An authentic paella pan can be a thing of beauty but only for those who find beauty in plain-Jane, utilitarian objects. No gleaming copper or lustrous enameled cast iron here — traditional paella pans are made of thin steel with a dimpled surface (said to distribute heat evenly, but who knows?) and two loopy metal handles. As you use your pan, it will discolor and take on a patina that’s not glamorous but is a satisfying testament to some delicious meals. You can make paella with a wide skillet, too; the wider and shallower the better, so that you can spread your ingredients out into a thin layer and the liquid evaporates quickly. Be sure your pan has a heavy base so it heats evenly. You could use nonstick, if that’s all you have, but there will be no hope of developing the prized crust on the bottom.
I have a 15-inch Spanish pan, which the manufacturer says will make paella for six, but it never does — mostly because the paella is so good that people want to eat a lot. I usually make two 14-inch pans (one in a T-fal skillet) and it’s plenty for six people plus breakfast.
By this I mean two things. First, you need to concentrate the flavors of your paella “add-ins” by cooking them to develop flavor before you unite them with the rice. You start with a sofrito, a base of onion, garlic and tomato that adds tremendous flavor, but only if sautéed until thick and concentrated.
If you’re using chicken or other poultry, you need to brown it thoroughly to develop flavor in the chicken and on the bottom of the pan, where it will seep into the rice. And other vegetables, such as bell peppers, green beans or artichoke hearts, need precooking to concentrate and sweeten their flavors as well as soften their textures. (Seafood needs a lighter touch, so I tuck it into the rice midpoint, or I cook it separately and add it later.)
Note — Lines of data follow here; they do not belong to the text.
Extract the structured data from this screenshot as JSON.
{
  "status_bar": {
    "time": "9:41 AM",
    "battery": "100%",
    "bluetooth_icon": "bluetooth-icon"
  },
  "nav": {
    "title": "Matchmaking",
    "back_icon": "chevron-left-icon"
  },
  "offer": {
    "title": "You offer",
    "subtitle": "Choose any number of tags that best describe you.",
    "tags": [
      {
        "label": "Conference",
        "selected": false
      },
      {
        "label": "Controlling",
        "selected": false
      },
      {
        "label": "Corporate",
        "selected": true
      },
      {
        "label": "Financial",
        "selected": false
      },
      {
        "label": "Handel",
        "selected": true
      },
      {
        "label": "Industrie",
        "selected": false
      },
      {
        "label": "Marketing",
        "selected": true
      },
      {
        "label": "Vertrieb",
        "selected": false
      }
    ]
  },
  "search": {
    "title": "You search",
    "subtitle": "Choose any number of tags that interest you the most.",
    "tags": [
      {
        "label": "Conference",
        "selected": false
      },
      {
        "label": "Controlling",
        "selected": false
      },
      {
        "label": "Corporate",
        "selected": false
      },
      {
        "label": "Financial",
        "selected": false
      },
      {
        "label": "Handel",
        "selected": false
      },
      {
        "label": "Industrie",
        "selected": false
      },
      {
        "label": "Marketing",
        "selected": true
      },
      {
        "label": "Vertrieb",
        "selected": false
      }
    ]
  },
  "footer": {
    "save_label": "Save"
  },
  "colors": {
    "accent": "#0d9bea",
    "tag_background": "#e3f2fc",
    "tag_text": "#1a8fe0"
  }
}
The other concentration that’s key is the mental kind. When you make real paella, especially the first few times (or in my case, always), you need to concentrate on what’s happening in the pan in order to control the absorption of the broth, the texture of the rice, the development of the crust. It’s the balance between those simple elements that takes a pan of rice into a universe of deliciousness all its own.